He was arrested in September and charged with abuse stemming from alleged assaults on two altar boys, ages 11 and 12, while he was assigned at St. Michael the Archangel Church in Tullytown from 1993 to 2003.
The 50-year-old man now suing the Archdiocese alleges the abuse against him began while he was an altar boy at St. Titus in 1981.
According to the suit, “John Doe, who had recently been sexually abused by Trauger and was sent to Schmeer to discuss that abuse, was confused, scared, and disgusted. His feelings were only exacerbated by the fact that Schmeer was so close with his family, especially his parents.”
“The harm done to John Doe was made worse by the fact that John Doe was exposed to Schmeer and the abuse as a result of being abused by Trauger,” the suit says.
Both suits allege the victims were “groomed” by priests who forged close ties with families. In the suit filed in Cape May, the woman, called Jane Doe, alleged she was forced into sex with Paul, a priest at her high school, at 15.
The suit alleged that Paul sexually abused her in parking lots, the driveway of her friend’s house, and various hotels and motels, including one in Ocean City, and that the abuse continued into college.
The suit accuses the Archdiocese of Philadelphia of “repeatedly concealing its knowledge of credible accusations of sexual abuse against Paul.”
It states that the Archdiocese, instead of removing him from ministry, “engaged in a pattern of investigating Paul’s accusers in attempts to discredit them both privately and, when necessary to protect the Archdiocese, publicly.”
Since the 2005 grand jury report detailing abuse allegations against Archdiocese of Philadelphia priests, the Archdiocese released lists of clergy and lay employees who have been credibly accused of sexually abusing children.
“While there is no doubt that these lists represent an incomplete accounting of what each Archdiocese or Diocese knows about abusive clergy or lay employees amongst its ranks, they nonetheless represent an admission that the particular Archdiocese or Diocese knew or should have known about the epidemic of predator priests,” the suit says.
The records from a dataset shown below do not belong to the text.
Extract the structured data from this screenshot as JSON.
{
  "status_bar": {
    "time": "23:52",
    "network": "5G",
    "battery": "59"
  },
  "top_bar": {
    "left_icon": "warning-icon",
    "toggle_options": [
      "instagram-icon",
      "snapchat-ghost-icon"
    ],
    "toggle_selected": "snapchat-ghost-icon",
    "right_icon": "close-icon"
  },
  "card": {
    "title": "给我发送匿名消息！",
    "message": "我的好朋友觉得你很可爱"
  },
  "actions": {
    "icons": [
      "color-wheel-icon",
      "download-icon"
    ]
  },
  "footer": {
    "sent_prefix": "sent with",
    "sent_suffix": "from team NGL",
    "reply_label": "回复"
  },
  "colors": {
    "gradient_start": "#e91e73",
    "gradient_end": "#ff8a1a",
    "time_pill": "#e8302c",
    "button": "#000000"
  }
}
Like Trauger and Schmeer, most of the priests named in the lawsuits filed this week had previously been on an archdiocese’s list of priests with “credible allegations against them.